PROVIDED ENTRIES –
▼

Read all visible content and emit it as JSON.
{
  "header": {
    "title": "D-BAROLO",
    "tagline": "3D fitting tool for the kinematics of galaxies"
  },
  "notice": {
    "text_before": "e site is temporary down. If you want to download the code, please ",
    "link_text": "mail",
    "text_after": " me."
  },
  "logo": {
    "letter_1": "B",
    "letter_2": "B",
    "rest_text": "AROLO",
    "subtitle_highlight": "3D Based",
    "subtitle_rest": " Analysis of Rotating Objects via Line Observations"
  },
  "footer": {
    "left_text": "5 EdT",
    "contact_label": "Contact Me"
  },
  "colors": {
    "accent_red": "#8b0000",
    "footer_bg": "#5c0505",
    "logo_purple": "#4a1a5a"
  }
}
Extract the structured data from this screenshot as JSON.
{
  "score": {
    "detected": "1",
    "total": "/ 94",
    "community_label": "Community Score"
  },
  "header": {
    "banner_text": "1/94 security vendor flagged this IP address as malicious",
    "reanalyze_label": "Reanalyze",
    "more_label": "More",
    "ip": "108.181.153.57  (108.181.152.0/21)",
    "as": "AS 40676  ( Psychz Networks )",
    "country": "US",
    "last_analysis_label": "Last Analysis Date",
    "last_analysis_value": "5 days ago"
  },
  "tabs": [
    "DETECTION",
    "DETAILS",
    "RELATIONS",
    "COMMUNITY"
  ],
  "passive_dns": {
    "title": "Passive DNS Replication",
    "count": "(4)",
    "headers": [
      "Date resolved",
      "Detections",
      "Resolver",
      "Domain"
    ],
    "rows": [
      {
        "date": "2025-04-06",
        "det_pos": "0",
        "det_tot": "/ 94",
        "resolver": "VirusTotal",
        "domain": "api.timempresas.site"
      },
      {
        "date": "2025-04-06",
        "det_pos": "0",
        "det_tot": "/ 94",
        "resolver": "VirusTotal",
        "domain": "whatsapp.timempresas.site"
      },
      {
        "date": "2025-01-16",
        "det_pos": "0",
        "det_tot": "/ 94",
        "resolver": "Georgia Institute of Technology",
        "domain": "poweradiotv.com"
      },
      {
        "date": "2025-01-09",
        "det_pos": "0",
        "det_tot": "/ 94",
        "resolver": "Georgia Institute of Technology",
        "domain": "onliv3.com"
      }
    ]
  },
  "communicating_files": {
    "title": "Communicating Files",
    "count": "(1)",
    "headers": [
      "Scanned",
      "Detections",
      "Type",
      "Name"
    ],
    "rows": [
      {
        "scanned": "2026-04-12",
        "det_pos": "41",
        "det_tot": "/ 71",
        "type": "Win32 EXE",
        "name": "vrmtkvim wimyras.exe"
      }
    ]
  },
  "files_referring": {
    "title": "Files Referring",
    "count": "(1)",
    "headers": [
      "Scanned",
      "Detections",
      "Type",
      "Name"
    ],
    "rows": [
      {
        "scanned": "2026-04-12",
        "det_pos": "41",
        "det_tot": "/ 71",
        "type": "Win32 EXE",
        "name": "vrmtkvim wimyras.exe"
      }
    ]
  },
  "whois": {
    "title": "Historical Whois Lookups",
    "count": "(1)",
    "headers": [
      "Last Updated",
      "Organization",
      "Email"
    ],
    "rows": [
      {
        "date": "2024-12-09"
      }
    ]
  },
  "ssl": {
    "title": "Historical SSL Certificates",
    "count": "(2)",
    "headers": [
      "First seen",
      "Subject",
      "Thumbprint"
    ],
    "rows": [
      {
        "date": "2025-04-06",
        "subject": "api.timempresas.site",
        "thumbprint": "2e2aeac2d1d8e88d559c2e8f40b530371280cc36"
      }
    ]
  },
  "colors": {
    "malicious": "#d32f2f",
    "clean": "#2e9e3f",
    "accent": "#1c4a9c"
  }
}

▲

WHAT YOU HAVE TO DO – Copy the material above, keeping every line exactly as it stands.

EXERCISE RESULT –
Read all visible content and emit it as JSON.
{
  "header": {
    "title": "D-BAROLO",
    "tagline": "3D fitting tool for the kinematics of galaxies"
  },
  "notice": {
    "text_before": "e site is temporary down. If you want to download the code, please ",
    "link_text": "mail",
    "text_after": " me."
  },
  "logo": {
    "letter_1": "B",
    "letter_2": "B",
    "rest_text": "AROLO",
    "subtitle_highlight": "3D Based",
    "subtitle_rest": " Analysis of Rotating Objects via Line Observations"
  },
  "footer": {
    "left_text": "5 EdT",
    "contact_label": "Contact Me"
  },
  "colors": {
    "accent_red": "#8b0000",
    "footer_bg": "#5c0505",
    "logo_purple": "#4a1a5a"
  }
}
Extract the structured data from this screenshot as JSON.
{
  "score": {
    "detected": "1",
    "total": "/ 94",
    "community_label": "Community Score"
  },
  "header": {
    "banner_text": "1/94 security vendor flagged this IP address as malicious",
    "reanalyze_label": "Reanalyze",
    "more_label": "More",
    "ip": "108.181.153.57  (108.181.152.0/21)",
    "as": "AS 40676  ( Psychz Networks )",
    "country": "US",
    "last_analysis_label": "Last Analysis Date",
    "last_analysis_value": "5 days ago"
  },
  "tabs": [
    "DETECTION",
    "DETAILS",
    "RELATIONS",
    "COMMUNITY"
  ],
  "passive_dns": {
    "title": "Passive DNS Replication",
    "count": "(4)",
    "headers": [
      "Date resolved",
      "Detections",
      "Resolver",
      "Domain"
    ],
    "rows": [
      {
        "date": "2025-04-06",
        "det_pos": "0",
        "det_tot": "/ 94",
        "resolver": "VirusTotal",
        "domain": "api.timempresas.site"
      },
      {
        "date": "2025-04-06",
        "det_pos": "0",
        "det_tot": "/ 94",
        "resolver": "VirusTotal",
        "domain": "whatsapp.timempresas.site"
      },
      {
        "date": "2025-01-16",
        "det_pos": "0",
        "det_tot": "/ 94",
        "resolver": "Georgia Institute of Technology",
        "domain": "poweradiotv.com"
      },
      {
        "date": "2025-01-09",
        "det_pos": "0",
        "det_tot": "/ 94",
        "resolver": "Georgia Institute of Technology",
        "domain": "onliv3.com"
      }
    ]
  },
  "communicating_files": {
    "title": "Communicating Files",
    "count": "(1)",
    "headers": [
      "Scanned",
      "Detections",
      "Type",
      "Name"
    ],
    "rows": [
      {
        "scanned": "2026-04-12",
        "det_pos": "41",
        "det_tot": "/ 71",
        "type": "Win32 EXE",
        "name": "vrmtkvim wimyras.exe"
      }
    ]
  },
  "files_referring": {
    "title": "Files Referring",
    "count": "(1)",
    "headers": [
      "Scanned",
      "Detections",
      "Type",
      "Name"
    ],
    "rows": [
      {
        "scanned": "2026-04-12",
        "det_pos": "41",
        "det_tot": "/ 71",
        "type": "Win32 EXE",
        "name": "vrmtkvim wimyras.exe"
      }
    ]
  },
  "whois": {
    "title": "Historical Whois Lookups",
    "count": "(1)",
    "headers": [
      "Last Updated",
      "Organization",
      "Email"
    ],
    "rows": [
      {
        "date": "2024-12-09"
      }
    ]
  },
  "ssl": {
    "title": "Historical SSL Certificates",
    "count": "(2)",
    "headers": [
      "First seen",
      "Subject",
      "Thumbprint"
    ],
    "rows": [
      {
        "date": "2025-04-06",
        "subject": "api.timempresas.site",
        "thumbprint": "2e2aeac2d1d8e88d559c2e8f40b530371280cc36"
      }
    ]
  },
  "colors": {
    "malicious": "#d32f2f",
    "clean": "#2e9e3f",
    "accent": "#1c4a9c"
  }
}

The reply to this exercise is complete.